The last major manufacturer to try an extremely small low end mirrorless was Nikon. The Nikon 1 is still hot on the shelves having only come out 6 months ago. It is extremely cheap. It is front and centre in stores. It carries the Nikon badge. It is tiny and heavily advertised. It should be a success. Yet the best placed Nikon J1 is a hopeless number 317 on the overall Amazon camera chart. The low price of the Nikon J1 saves it from even further anonymity. The Nikon V1 currently ranks at number 979! Now as you can see the V1 is no D5100 – versus the best selling DSLR it just isn’t established enough or competitive on image quality and lens range.

Canon are not destined to repeat the mistake Nikon have made with the V1 because image quality and the lens range do look to be competitive with their DSLR (thanks to EF-S lens compatibility).

But it really is in dire need of a unique selling point now the RX100 has blown away the mirrorless weeds.

The EOS M doesn’t seem to be more appealing to consumers wanting DSLR image quality in a pocket camera, because it isn’t pocketable. It doesn’t seem to offer more than a T4i, so enthusiasts and filmmakers won’t find a reason to buy it either. It has no viewfinder and hardly any physical control – a necessary concession to the mass market but a further off putting aspect for enthusiasts and pros thinking of a 2nd body.

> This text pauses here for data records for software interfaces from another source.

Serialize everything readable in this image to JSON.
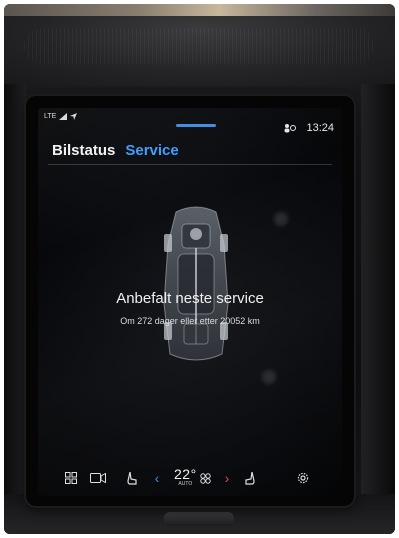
{
  "status_bar": {
    "network": "LTE",
    "time": "13:24"
  },
  "tabs": [
    {
      "label": "Bilstatus",
      "active": false
    },
    {
      "label": "Service",
      "active": true
    }
  ],
  "service": {
    "title": "Anbefalt neste service",
    "subtitle": "Om 272 dager eller etter 20052 km"
  },
  "climate": {
    "temperature": "22°",
    "mode": "AUTO"
  },
  "colors": {
    "accent": "#3d9bff",
    "temp_down": "#3d8be0",
    "temp_up": "#e0484a"
  },
  "icons": {
    "apps": "grid-icon",
    "camera": "camera-icon",
    "seat_left": "seat-heat-icon",
    "fan": "fan-icon",
    "seat_right": "seat-heat-icon",
    "settings": "gear-icon",
    "user": "user-icon",
    "signal": "signal-icon"
  }
}
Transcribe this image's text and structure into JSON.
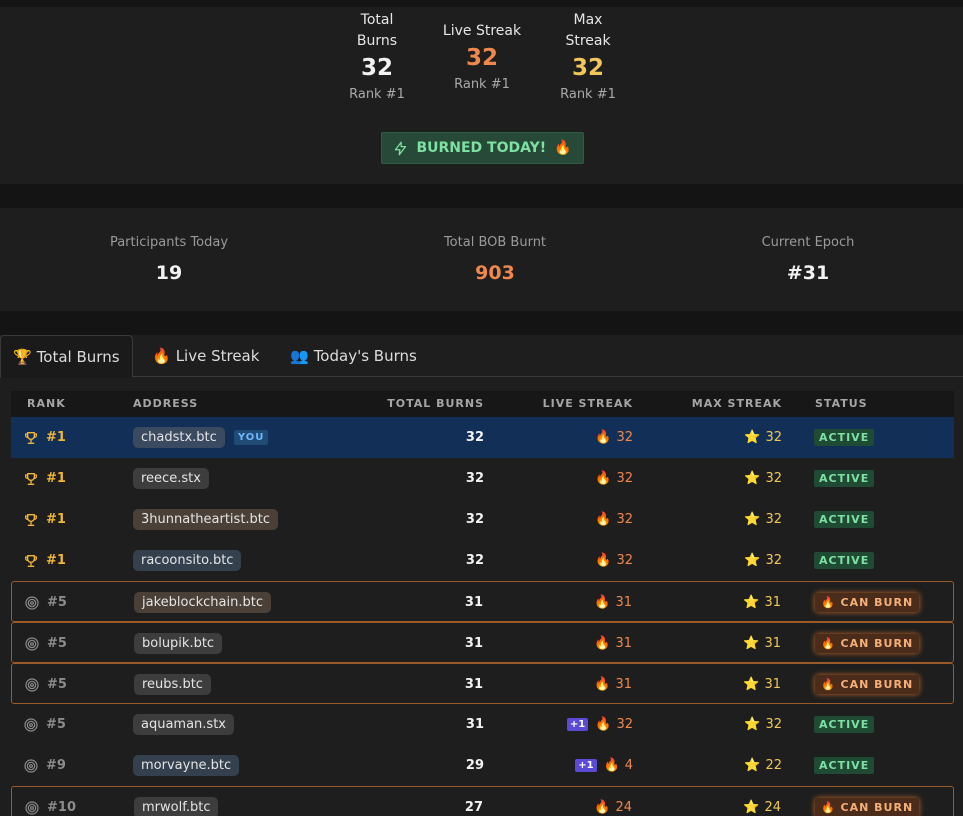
{
  "top_stats": {
    "total_burns": {
      "label_line1": "Total",
      "label_line2": "Burns",
      "value": "32",
      "rank": "Rank #1"
    },
    "live_streak": {
      "label": "Live Streak",
      "value": "32",
      "rank": "Rank #1"
    },
    "max_streak": {
      "label_line1": "Max",
      "label_line2": "Streak",
      "value": "32",
      "rank": "Rank #1"
    },
    "burned_today": "BURNED TODAY!"
  },
  "summary": {
    "participants": {
      "label": "Participants Today",
      "value": "19"
    },
    "bob_burnt": {
      "label": "Total BOB Burnt",
      "value": "903"
    },
    "epoch": {
      "label": "Current Epoch",
      "value": "#31"
    }
  },
  "tabs": [
    {
      "label": "Total Burns",
      "icon": "trophy-icon"
    },
    {
      "label": "Live Streak",
      "icon": "flame-icon"
    },
    {
      "label": "Today's Burns",
      "icon": "people-icon"
    }
  ],
  "table": {
    "headers": {
      "rank": "RANK",
      "address": "ADDRESS",
      "total_burns": "TOTAL BURNS",
      "live_streak": "LIVE STREAK",
      "max_streak": "MAX STREAK",
      "status": "STATUS"
    },
    "you_label": "YOU",
    "rows": [
      {
        "rank": "#1",
        "address": "chadstx.btc",
        "total": "32",
        "live": "32",
        "max": "32",
        "status": "ACTIVE",
        "plus": ""
      },
      {
        "rank": "#1",
        "address": "reece.stx",
        "total": "32",
        "live": "32",
        "max": "32",
        "status": "ACTIVE",
        "plus": ""
      },
      {
        "rank": "#1",
        "address": "3hunnatheartist.btc",
        "total": "32",
        "live": "32",
        "max": "32",
        "status": "ACTIVE",
        "plus": ""
      },
      {
        "rank": "#1",
        "address": "racoonsito.btc",
        "total": "32",
        "live": "32",
        "max": "32",
        "status": "ACTIVE",
        "plus": ""
      },
      {
        "rank": "#5",
        "address": "jakeblockchain.btc",
        "total": "31",
        "live": "31",
        "max": "31",
        "status": "CAN BURN",
        "plus": ""
      },
      {
        "rank": "#5",
        "address": "bolupik.btc",
        "total": "31",
        "live": "31",
        "max": "31",
        "status": "CAN BURN",
        "plus": ""
      },
      {
        "rank": "#5",
        "address": "reubs.btc",
        "total": "31",
        "live": "31",
        "max": "31",
        "status": "CAN BURN",
        "plus": ""
      },
      {
        "rank": "#5",
        "address": "aquaman.stx",
        "total": "31",
        "live": "32",
        "max": "32",
        "status": "ACTIVE",
        "plus": "+1"
      },
      {
        "rank": "#9",
        "address": "morvayne.btc",
        "total": "29",
        "live": "4",
        "max": "22",
        "status": "ACTIVE",
        "plus": "+1"
      },
      {
        "rank": "#10",
        "address": "mrwolf.btc",
        "total": "27",
        "live": "24",
        "max": "24",
        "status": "CAN BURN",
        "plus": ""
      }
    ]
  },
  "colors": {
    "accent_orange": "#f0884d",
    "accent_yellow": "#f0c75a",
    "active_green": "#7fe0a3",
    "you_row": "#123057"
  }
}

Let’s hope I am proved wrong on Monday.

See the original 1991 Canon EF-M on Wikipedia